Defense secretary Teodoro laments the fact that there had been a radical drop in the number of interested applicants for admission to the Philippine Military Academy from a high of 21,051 in 1997 to a low of 7,739 in 2007 over a 10 year gap. Thus they thought that what explains this is preference for high paying jobs, perceived erosion of patriotism, and higher academic requirements, true or not.
More importantly, good secretary Teodoro may have more reason to worry since the average age of troops today stands at 40 and therefore, within the AFP, there is a local problem of a graying population that should be replaced with new recruits or so-called – youngblood. He can then only further lament the abolition of the mandatory ROTC for all college students which was replaced with the National Service Training Program and which was found to be a dismal failure.
Thus, there is an itch to revive the old ROTC law since it serves as a ready pool for its citizen armies as what also happens in modern democracies like Singapore, Taiwan, Israel and Switzerland. Problem is, should it really have to be revived after it has already been ‘outlawed’.
While it is true that ROTC has also been a major source of officers recruited into the major branches of the military (Army, Navy, Air Force, Constabulary [now the PNP]), it is even disconcerting to note that those who are sourced from the Philippine Military Academy or other foreign academies are the very ones who constitute the so-called ‘ruling military elites’ in the entire military corps despite the fact that they only represent the minority in terms of population.
One can say this is absurd, totally lopsided. But it is a military given. Officers who are just ROTC graduates or did not graduate from the Philippine Military Academy have become ‘second class officers’ in the corps with them getting slower promotion, less sensitive positions, and even lower slots in foreign schooling. This is really a situation that should have been addressed 20 years ago except that the so-called “mistah culture” is the culprit for this vicious and still happening discrimination against non-peemayers.
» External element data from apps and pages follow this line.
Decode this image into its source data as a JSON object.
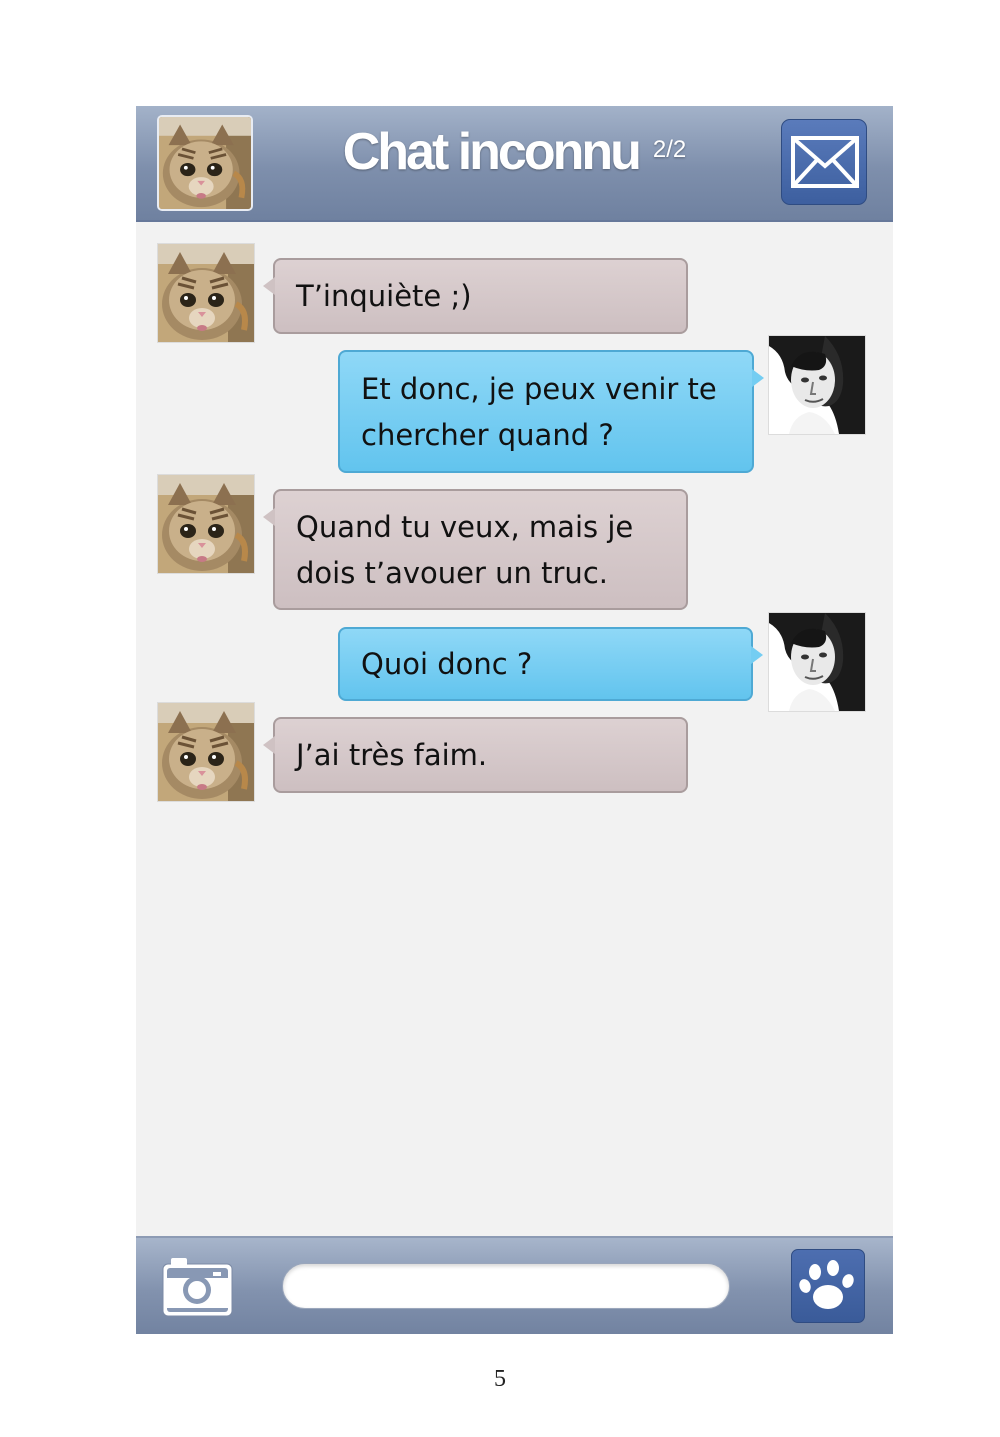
{
  "header": {
    "title": "Chat inconnu",
    "page_indicator": "2/2",
    "avatar_icon": "kitten-avatar",
    "mail_icon": "envelope-icon"
  },
  "messages": [
    {
      "sender": "kitten",
      "text": "T’inquiète ;)"
    },
    {
      "sender": "man",
      "text": "Et donc, je peux venir te chercher quand ?"
    },
    {
      "sender": "kitten",
      "text": "Quand tu veux, mais je dois t’avouer un truc."
    },
    {
      "sender": "man",
      "text": "Quoi donc ?"
    },
    {
      "sender": "kitten",
      "text": "J’ai très faim."
    }
  ],
  "footer": {
    "camera_icon": "camera-icon",
    "input_value": "",
    "paw_icon": "paw-icon"
  },
  "page_number": "5",
  "colors": {
    "header_bar": "#7e8fac",
    "incoming_bubble": "#d3c6c8",
    "outgoing_bubble": "#74cdf2",
    "action_button": "#4566a6",
    "background": "#f2f2f2"
  }
}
As long as there is this “Baguio Mafia” in the military organizations, even gays or lesbians may have to be discriminated against. There is reason to inquire why the top brass of the AFP has not completely addressed this nagging problem that has existed since time immemorial.
It is high time to put all officers in the military in the same class level in terms of seniority and lineal listing. AFP should now do away with the self-deprecating Orwellian tradition. There is no such thing as – “some officers are more equal than others”. This is a misconception. Since all officers – be them peemayers or non-peemayers – pass through the same set of qualification or quality standards, that henceforth, the AFP leadership itself has no right to discriminate against those the PMA did not produce but who may well be graduates of UP, Ateneo, La Salle and honor graduates of other institutions of higher learning. From where I stand, to hell with this scheme and scene in the damned AFP!
It should be immoral for the AFP to perpetuate this racist mentality of patronizing their own kind at the expense of the other segments in the officer corps. It should be immoral for the AFP to violate the promotion cycle by making 100% guarantees of timely promotion only to peemayers than to non-peemayers. I hate to say this but when UP students have to throw rotten eggs to then AFP Chief of Staff, in means simply that there was really something wrong with the AFP.
There is still time left to save the pond, matter-of-factly. Will the officialdom in the AFP please do something about such chronic ills? Not to do so may soon amount to AFP’s – boon or bane.